Inlays vs. fillings – which is better?

Inlays vs. fillings – which is better?

You might be familiar with fillings, you may have received a couple of them in your lifetime. Traditional fillings do their job in mending your cavities, but have you ever thought to explore all of your other options?


Chat to your cosmetic dentist in Southampton if you are frustrated by the shortcomings of regular fillings.

Why do we need fillings in the first place


Through neglect or damage caused by accident, your tooth is affected, and is either slowly decaying on the inside or is fractured.


An ordinary filling restores the tooth by removing its decaying parts, cleaning the surrounding area and replacing with a filling material. The purpose of the filling material is to rebuild the tooth the same shape and size it was before the cavity, as well as to fend off potentially harmful bacteria by closing the gap where your tooth was.


Signs that you might need a filling


  • Persistent toothache
  • Dark spots on your tooth
  • A visible hole
  • Your current filling is broken or dislodged


Comparing inlays and fillings


Inlays and fillings are much the same in that both fix cavities, but inlays offer more significant benefits that ordinary fillings do not.


  • Materials used


For one, the latter is usually made from a metal known as amalgam. While long-lasting, the metal expands and contracts when it comes into contact with hot and cold substances, thus weakening the tooth and increasing its chances of cracking. With this type of filling, you have to be careful about what you put into your mouth.


On the other hand, the former is made from either porcelain, ceramic or composite resin. Composite resin, while known to have a shorter shelf life, is more forgiving on the tooth. Only dental impressions of the cavity are taken so that the filling covers the exact size and shape of the cavity. What does this mean exactly? That the healthy parts of the tooth unaffected by decay are not removed or compromised. The same cannot be said for amalgam fillings.


  • Health and safety


Health and safety concerns have also arisen about using amalgam for fillings.
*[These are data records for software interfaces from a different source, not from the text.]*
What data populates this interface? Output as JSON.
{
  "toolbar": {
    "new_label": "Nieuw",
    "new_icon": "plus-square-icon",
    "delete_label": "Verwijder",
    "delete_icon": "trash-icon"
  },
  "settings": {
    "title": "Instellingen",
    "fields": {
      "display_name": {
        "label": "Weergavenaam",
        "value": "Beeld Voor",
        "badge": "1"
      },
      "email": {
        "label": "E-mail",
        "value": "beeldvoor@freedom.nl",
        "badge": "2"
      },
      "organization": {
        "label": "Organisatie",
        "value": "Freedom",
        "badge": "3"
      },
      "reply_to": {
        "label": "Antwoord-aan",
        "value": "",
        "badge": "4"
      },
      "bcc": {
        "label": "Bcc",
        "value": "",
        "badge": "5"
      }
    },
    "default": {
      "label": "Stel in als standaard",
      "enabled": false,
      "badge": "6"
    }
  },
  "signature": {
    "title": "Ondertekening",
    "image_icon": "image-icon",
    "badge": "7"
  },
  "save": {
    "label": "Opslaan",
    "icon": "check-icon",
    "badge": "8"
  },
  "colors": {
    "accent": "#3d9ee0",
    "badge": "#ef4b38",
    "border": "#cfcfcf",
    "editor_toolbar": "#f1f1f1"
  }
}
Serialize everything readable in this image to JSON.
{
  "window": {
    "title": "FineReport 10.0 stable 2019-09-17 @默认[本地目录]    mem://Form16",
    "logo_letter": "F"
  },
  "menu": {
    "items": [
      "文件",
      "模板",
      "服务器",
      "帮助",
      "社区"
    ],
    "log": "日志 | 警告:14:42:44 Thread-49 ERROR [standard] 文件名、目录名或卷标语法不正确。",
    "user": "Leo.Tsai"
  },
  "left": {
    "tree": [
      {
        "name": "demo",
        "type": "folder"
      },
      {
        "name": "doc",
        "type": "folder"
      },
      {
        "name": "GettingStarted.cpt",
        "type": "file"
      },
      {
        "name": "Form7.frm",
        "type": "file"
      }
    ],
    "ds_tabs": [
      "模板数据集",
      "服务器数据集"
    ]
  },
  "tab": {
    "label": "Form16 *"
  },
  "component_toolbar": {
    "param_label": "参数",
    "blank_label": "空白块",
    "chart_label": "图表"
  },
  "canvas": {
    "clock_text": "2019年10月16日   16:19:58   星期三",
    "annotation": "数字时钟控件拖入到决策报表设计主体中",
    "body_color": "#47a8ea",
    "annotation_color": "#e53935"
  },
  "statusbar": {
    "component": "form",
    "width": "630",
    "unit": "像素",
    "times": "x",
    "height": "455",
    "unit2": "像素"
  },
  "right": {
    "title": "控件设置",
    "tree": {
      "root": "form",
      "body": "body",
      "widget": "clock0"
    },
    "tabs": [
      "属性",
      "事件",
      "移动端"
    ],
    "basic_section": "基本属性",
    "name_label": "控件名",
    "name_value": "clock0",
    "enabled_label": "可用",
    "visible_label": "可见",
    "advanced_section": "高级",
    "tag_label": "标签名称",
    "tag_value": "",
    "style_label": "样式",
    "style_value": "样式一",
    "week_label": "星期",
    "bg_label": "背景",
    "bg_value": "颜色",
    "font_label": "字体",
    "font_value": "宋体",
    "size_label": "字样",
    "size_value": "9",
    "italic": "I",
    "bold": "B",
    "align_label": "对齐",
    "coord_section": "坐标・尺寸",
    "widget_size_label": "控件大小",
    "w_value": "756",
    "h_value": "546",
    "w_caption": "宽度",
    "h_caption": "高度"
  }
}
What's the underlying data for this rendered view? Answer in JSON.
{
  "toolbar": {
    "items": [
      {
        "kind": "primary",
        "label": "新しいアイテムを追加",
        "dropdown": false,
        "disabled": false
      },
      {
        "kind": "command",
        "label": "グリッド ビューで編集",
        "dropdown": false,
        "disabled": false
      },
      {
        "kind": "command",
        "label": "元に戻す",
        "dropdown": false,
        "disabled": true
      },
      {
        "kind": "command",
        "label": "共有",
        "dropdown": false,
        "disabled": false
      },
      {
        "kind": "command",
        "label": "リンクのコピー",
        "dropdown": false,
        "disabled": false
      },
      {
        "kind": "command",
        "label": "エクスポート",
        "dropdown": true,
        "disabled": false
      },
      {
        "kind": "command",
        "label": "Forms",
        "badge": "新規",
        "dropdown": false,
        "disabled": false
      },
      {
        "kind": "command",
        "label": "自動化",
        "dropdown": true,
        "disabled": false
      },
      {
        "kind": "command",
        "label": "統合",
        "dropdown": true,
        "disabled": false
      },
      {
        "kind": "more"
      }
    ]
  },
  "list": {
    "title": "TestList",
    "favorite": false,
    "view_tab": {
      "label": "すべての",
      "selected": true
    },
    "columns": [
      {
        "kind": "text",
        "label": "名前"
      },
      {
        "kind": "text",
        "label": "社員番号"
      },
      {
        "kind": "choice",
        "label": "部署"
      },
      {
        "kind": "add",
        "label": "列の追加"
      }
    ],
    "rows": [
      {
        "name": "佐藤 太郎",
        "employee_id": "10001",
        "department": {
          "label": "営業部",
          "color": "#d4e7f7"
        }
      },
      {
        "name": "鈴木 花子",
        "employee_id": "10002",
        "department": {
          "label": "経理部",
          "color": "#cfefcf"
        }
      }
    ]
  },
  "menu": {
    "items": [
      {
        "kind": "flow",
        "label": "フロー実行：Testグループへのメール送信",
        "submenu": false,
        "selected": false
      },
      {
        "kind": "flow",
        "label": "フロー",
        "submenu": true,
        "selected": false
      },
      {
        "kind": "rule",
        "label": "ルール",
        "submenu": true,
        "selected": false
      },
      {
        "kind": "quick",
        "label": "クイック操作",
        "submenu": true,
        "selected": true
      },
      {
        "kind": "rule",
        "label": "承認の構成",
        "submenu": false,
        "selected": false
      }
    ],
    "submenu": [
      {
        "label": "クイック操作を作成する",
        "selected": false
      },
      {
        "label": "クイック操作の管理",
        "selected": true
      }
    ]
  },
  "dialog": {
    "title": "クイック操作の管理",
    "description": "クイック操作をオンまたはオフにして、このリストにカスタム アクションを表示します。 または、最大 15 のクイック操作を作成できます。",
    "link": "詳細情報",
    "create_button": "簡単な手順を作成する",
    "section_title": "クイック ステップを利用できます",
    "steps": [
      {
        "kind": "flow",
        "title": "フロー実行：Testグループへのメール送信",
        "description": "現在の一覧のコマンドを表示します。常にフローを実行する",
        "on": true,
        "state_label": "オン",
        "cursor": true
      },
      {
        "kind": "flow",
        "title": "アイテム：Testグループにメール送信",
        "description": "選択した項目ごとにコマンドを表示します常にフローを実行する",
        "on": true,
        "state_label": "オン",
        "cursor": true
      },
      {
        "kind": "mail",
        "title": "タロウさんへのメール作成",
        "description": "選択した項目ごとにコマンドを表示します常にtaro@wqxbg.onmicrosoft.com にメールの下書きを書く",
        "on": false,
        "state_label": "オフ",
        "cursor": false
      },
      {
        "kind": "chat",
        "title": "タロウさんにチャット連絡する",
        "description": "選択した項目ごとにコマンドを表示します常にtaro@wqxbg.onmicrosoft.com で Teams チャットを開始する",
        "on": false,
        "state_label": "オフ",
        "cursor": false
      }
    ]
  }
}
While amalgam has been instrumental in repairing decaying teeth for over 150 years, some recent studies have shown that the metal emits mercury into the body, which has been linked, in some cases, to autoimmune diseases.


  • Appearance


It is easy to spot the metal glint of a regular filling, which for some, is a huge turn-off.


In this day and age, people opt for restorative aids that are discreet, and so the advantage of inlays is that the material that they are made from is often barely visible.


  • Strength


As previously mentioned, amalgam expands and contracts while inlays do not. As a result, inlays are stronger and have less chance of failing. Their added strength might cost you more in expenses but are undoubtedly worth it long term.


  • The extent of decay or injury


Inlays are often better suited to extensive damage or decay of a tooth, while ordinary fillings are fine to repair smaller cavities.


Do you need a filling? Know what type is best for you and your infected or fractured teeth. Your cosmetic dentist in Southampton will explain all of your choices to you so that you can make an informed decision based on your needs.